**Material provided:**
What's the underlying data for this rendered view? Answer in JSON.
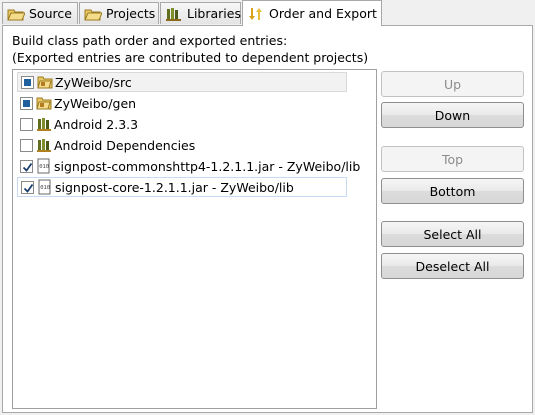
{
  "tabs": [
    {
      "label": "Source",
      "icon": "source-folder-icon",
      "active": false
    },
    {
      "label": "Projects",
      "icon": "projects-folder-icon",
      "active": false
    },
    {
      "label": "Libraries",
      "icon": "libraries-icon",
      "active": false
    },
    {
      "label": "Order and Export",
      "icon": "order-export-icon",
      "active": true
    }
  ],
  "description": {
    "line1": "Build class path order and exported entries:",
    "line2": "(Exported entries are contributed to dependent projects)"
  },
  "entries": [
    {
      "label": "ZyWeibo/src",
      "icon": "package-folder-icon",
      "checkbox": "filled",
      "selected": true
    },
    {
      "label": "ZyWeibo/gen",
      "icon": "package-folder-icon",
      "checkbox": "filled",
      "selected": false
    },
    {
      "label": "Android 2.3.3",
      "icon": "library-icon",
      "checkbox": "unchecked",
      "selected": false
    },
    {
      "label": "Android Dependencies",
      "icon": "library-icon",
      "checkbox": "unchecked",
      "selected": false
    },
    {
      "label": "signpost-commonshttp4-1.2.1.1.jar - ZyWeibo/lib",
      "icon": "jar-icon",
      "checkbox": "checked",
      "selected": false
    },
    {
      "label": "signpost-core-1.2.1.1.jar - ZyWeibo/lib",
      "icon": "jar-icon",
      "checkbox": "checked",
      "selected": false,
      "focused": true
    }
  ],
  "buttons": {
    "up": {
      "label": "Up",
      "enabled": false
    },
    "down": {
      "label": "Down",
      "enabled": true
    },
    "top": {
      "label": "Top",
      "enabled": false
    },
    "bottom": {
      "label": "Bottom",
      "enabled": true
    },
    "select_all": {
      "label": "Select All",
      "enabled": true
    },
    "deselect_all": {
      "label": "Deselect All",
      "enabled": true
    }
  }
}
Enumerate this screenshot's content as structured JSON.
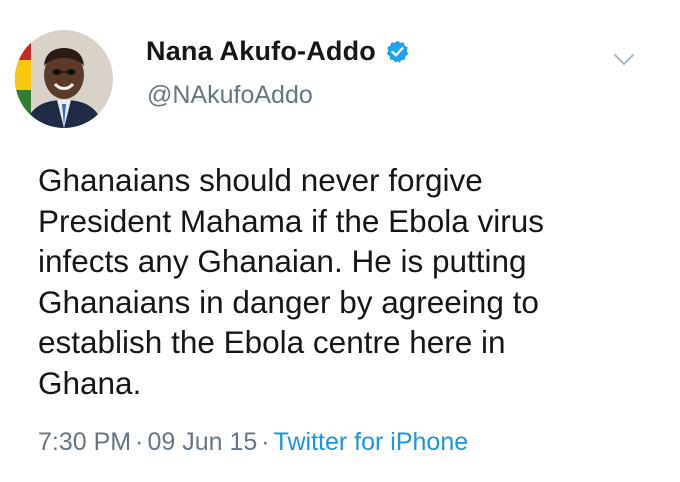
{
  "user": {
    "display_name": "Nana Akufo-Addo",
    "handle": "@NAkufoAddo",
    "verified": true,
    "avatar_icon": "profile-photo"
  },
  "tweet": {
    "text": "Ghanaians should never forgive\nPresident Mahama if the Ebola virus\ninfects any Ghanaian. He is putting\nGhanaians in danger by agreeing to\nestablish the Ebola centre here in\nGhana."
  },
  "meta": {
    "time": "7:30 PM",
    "separator": "·",
    "date": "09 Jun 15",
    "source": "Twitter for iPhone"
  },
  "icons": {
    "verified": "verified-badge-icon",
    "menu": "chevron-down-icon"
  },
  "colors": {
    "text": "#14171a",
    "muted": "#657786",
    "link": "#1b95e0",
    "verified": "#1da1f2"
  }
}
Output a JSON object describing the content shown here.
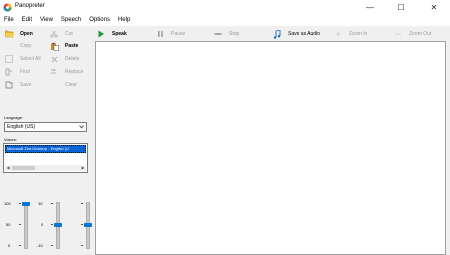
{
  "window": {
    "title": "Panopreter",
    "minimize_glyph": "—",
    "maximize_glyph": "☐",
    "close_glyph": "✕"
  },
  "menu": [
    "File",
    "Edit",
    "View",
    "Speech",
    "Options",
    "Help"
  ],
  "left_toolbar": {
    "open": "Open",
    "cut": "Cut",
    "copy": "Copy",
    "paste": "Paste",
    "select_all": "Select All",
    "delete": "Delete",
    "find": "Find",
    "replace": "Replace",
    "save": "Save",
    "clear": "Clear"
  },
  "speech_toolbar": {
    "speak": "Speak",
    "pause": "Pause",
    "stop": "Stop",
    "save_as_audio": "Save as Audio",
    "zoom_in": "Zoom In",
    "zoom_out": "Zoom Out"
  },
  "language": {
    "label": "Language:",
    "selected": "English (US)"
  },
  "voices": {
    "label": "Voices:",
    "selected": "Microsoft Zira Desktop - English (U"
  },
  "sliders": [
    {
      "name": "speed",
      "top_label": "100",
      "mid_label": "50",
      "bottom_label": "0",
      "value": 100
    },
    {
      "name": "pitch",
      "top_label": "10",
      "mid_label": "0",
      "bottom_label": "-10",
      "value": 0
    },
    {
      "name": "volume",
      "top_label": "",
      "mid_label": "",
      "bottom_label": "",
      "value": 50
    }
  ],
  "colors": {
    "accent": "#0078d7",
    "speak_green": "#1a9c3a",
    "selection": "#0a64d8",
    "disabled_text": "#9a9a9a"
  }
}
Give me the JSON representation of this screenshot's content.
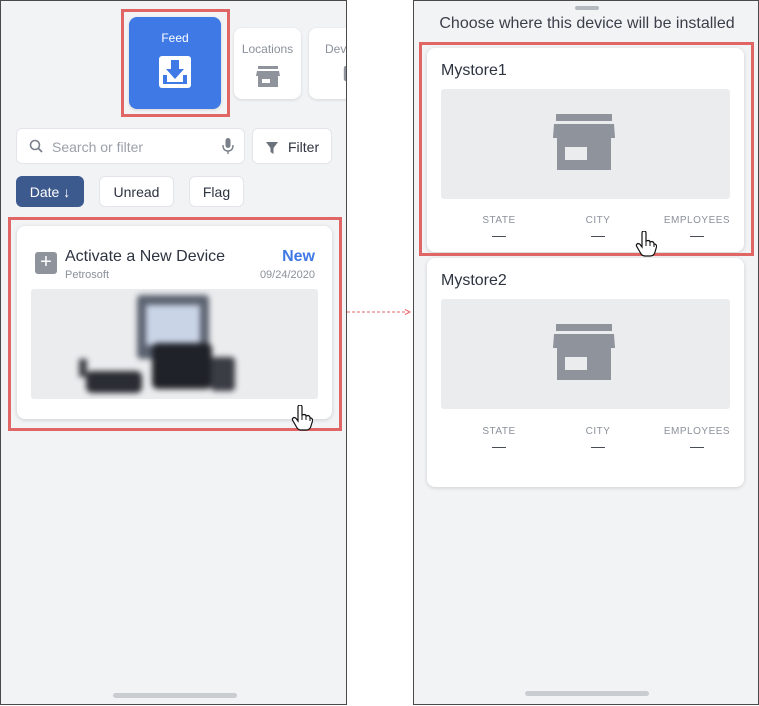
{
  "left_screen": {
    "nav": {
      "feed_label": "Feed",
      "locations_label": "Locations",
      "devices_label": "Dev"
    },
    "search": {
      "placeholder": "Search or filter"
    },
    "filter_label": "Filter",
    "chips": {
      "date": "Date ↓",
      "unread": "Unread",
      "flag": "Flag"
    },
    "feed_card": {
      "title": "Activate a New Device",
      "subtitle": "Petrosoft",
      "badge": "New",
      "date": "09/24/2020"
    }
  },
  "right_screen": {
    "title": "Choose where this device will be installed",
    "stores": [
      {
        "name": "Mystore1",
        "state_label": "STATE",
        "state_value": "—",
        "city_label": "CITY",
        "city_value": "—",
        "employees_label": "EMPLOYEES",
        "employees_value": "—"
      },
      {
        "name": "Mystore2",
        "state_label": "STATE",
        "state_value": "—",
        "city_label": "CITY",
        "city_value": "—",
        "employees_label": "EMPLOYEES",
        "employees_value": "—"
      }
    ]
  },
  "colors": {
    "accent": "#3f79e6",
    "highlight": "#e06666",
    "active_chip": "#3d5a8f",
    "icon_gray": "#8e939c"
  },
  "icons": [
    "download-tray-icon",
    "store-icon",
    "device-icon",
    "search-icon",
    "microphone-icon",
    "funnel-icon",
    "plus-icon",
    "hand-cursor-icon",
    "arrow-icon"
  ]
}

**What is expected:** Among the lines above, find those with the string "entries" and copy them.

**Result of the exercise:**
    "line1": "Build class path order and exported entries:",
    "line2": "(Exported entries are contributed to dependent projects)"
  "entries": [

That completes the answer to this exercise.